After another number to warm up, Shadel announced Emily Remler's "Firefly" as the next tune. By this point, the trio was  ready to move into high gear. Shadel in particular was really flying. That was followed by a tune whose name I missed but which had a groove that was a little Latin and funky. DeFade left a strong impression in the next selection, understated but really coming across with some solid lines, both as an anchor and a solo instrument. Washington did the same in "Sonnymoon For Two," ramping up the energy in one chorus. Watching him play, he added a lot of complex accents but made it look simple.

I wish I could have stayed but I had dinner plans. Hopefully I'll see these three again soon.

I must have been crazy, having a couple drinks at Con Alma, going home and having pizza, filling the coffee travel mug and heading out to Government Center for another show, but I did it.

St. Dude was playing on a bill with two other acts. That band includes two-thirds of Action Camp - guitarist/vocalist Bengt Alexsander and drummer Joe Tarowsky. They're pictured above, with bassist Aaron Crothers. (I think they prefer more anonymous stage names but oh well.) It was heavy stuff, with low tunings, baritone guitars and a solid attack. Maybe a bit much for my ears after Mila Shadel but a good time nonetheless. 

From there, things get foggier. There was a reception for photo exhibition in the coffee shop and/or bar attached to Government Center so there were plenty of people milling around. I tried to have some conversations with people and succeeded for the most part, but I felt like I was missing a lot of it. So there was a lot of "What was that?" going on. 

Bitter Coast played some jagged guitar rock that sounded cool but I was having trouble keeping focus by then. Probably should have packed a bottle of water to go with the coffee. Ceiling Stares, the solo moniker for Steve Patchan, began with a blaring recording of "The Good, The Bad and the Ugly" playing at high volume, drowning out his voice. The volume and the early day I would have the next morning were pointing me towards the door so I slipped out. 

One byproduct of not having the local writing gig is that I'm really out of the loop regarding the local indie rock scene.
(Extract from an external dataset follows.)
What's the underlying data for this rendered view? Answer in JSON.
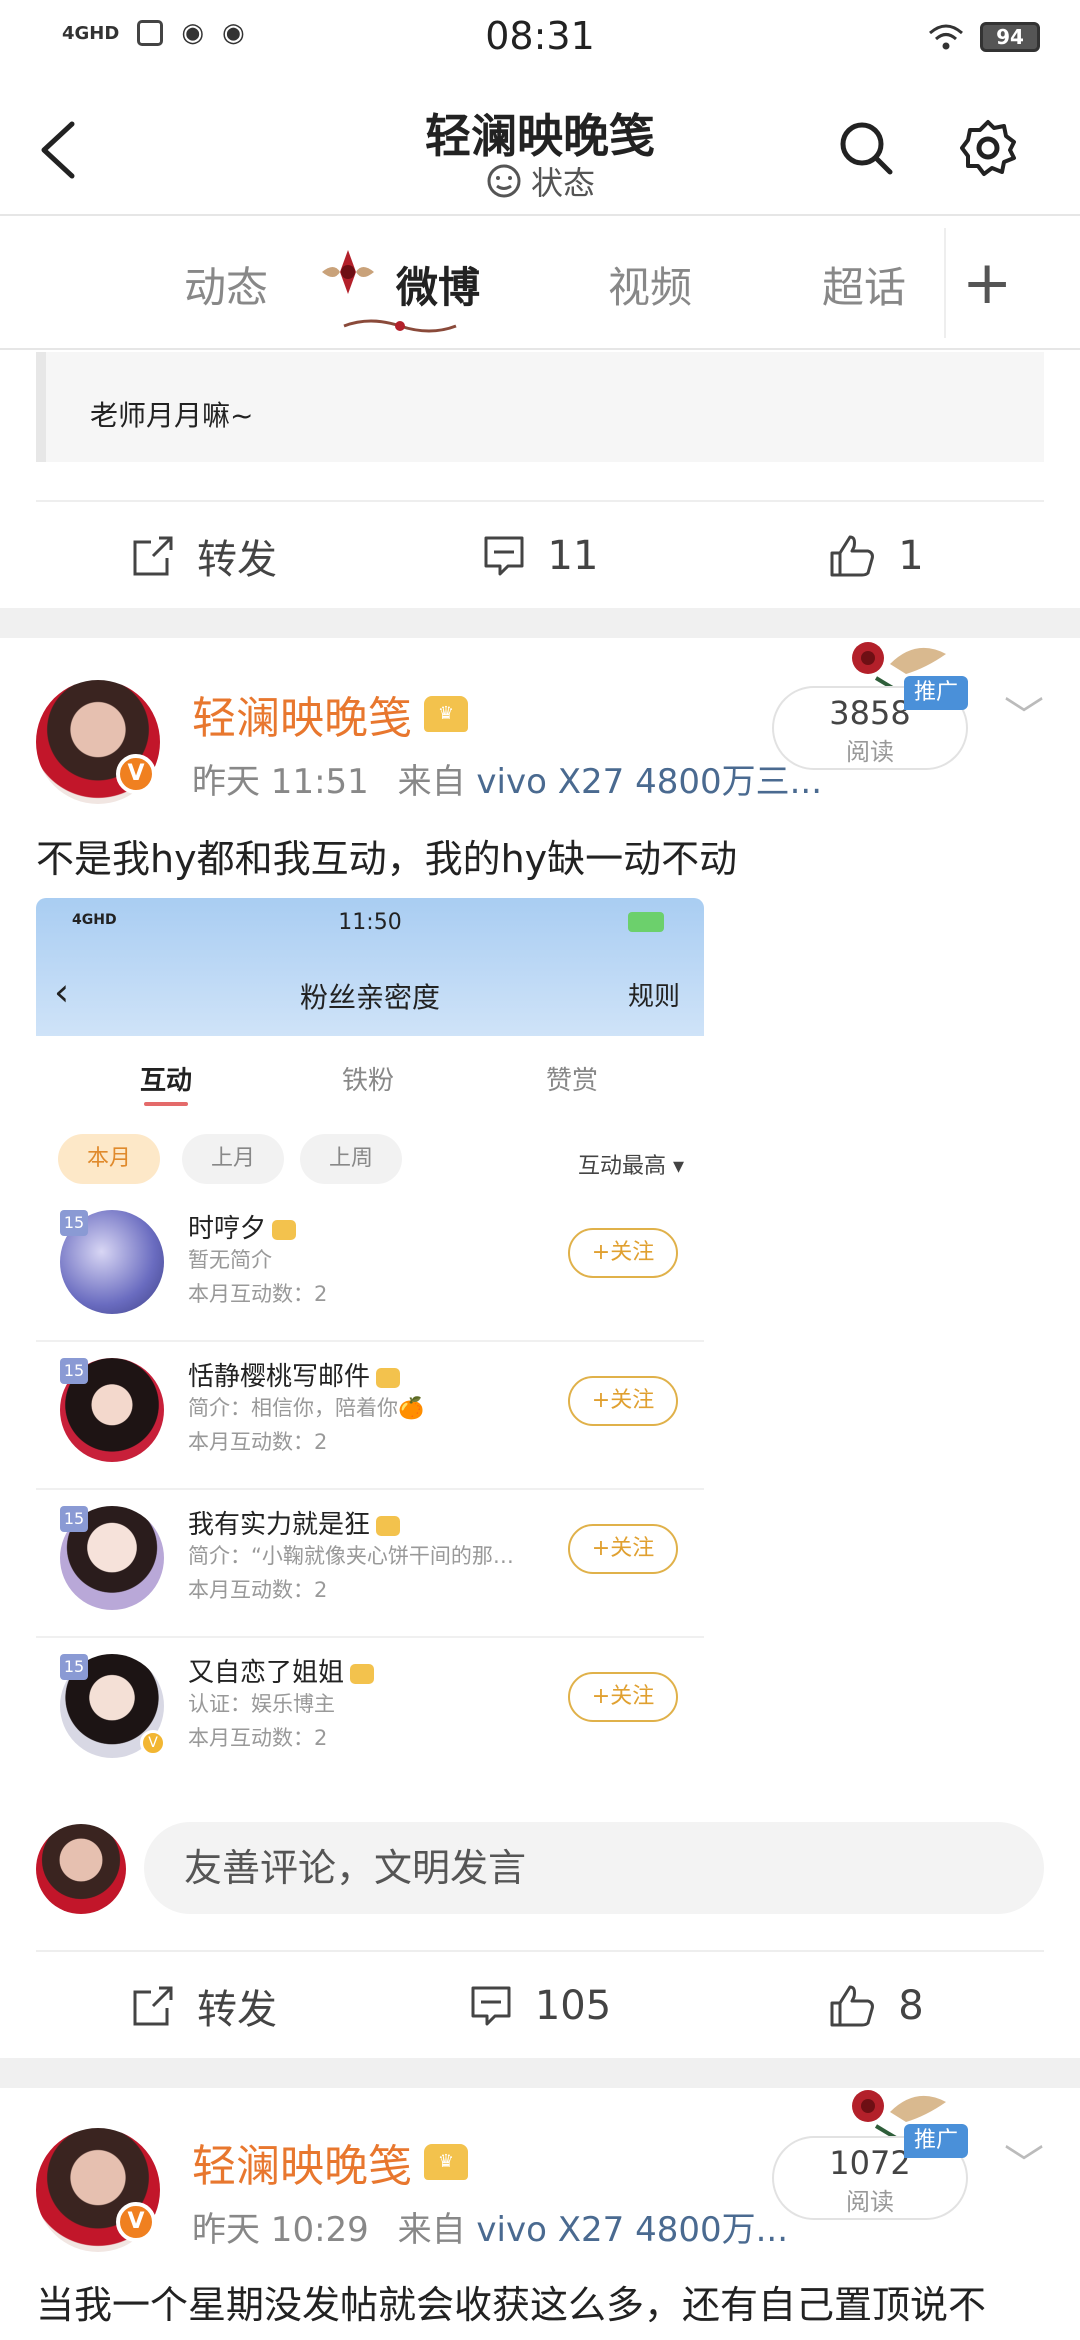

While I didn't get to check everyone out to the extent that I'd like, at least it put more folks on my radar, for future explorations.

And I'm still a member of....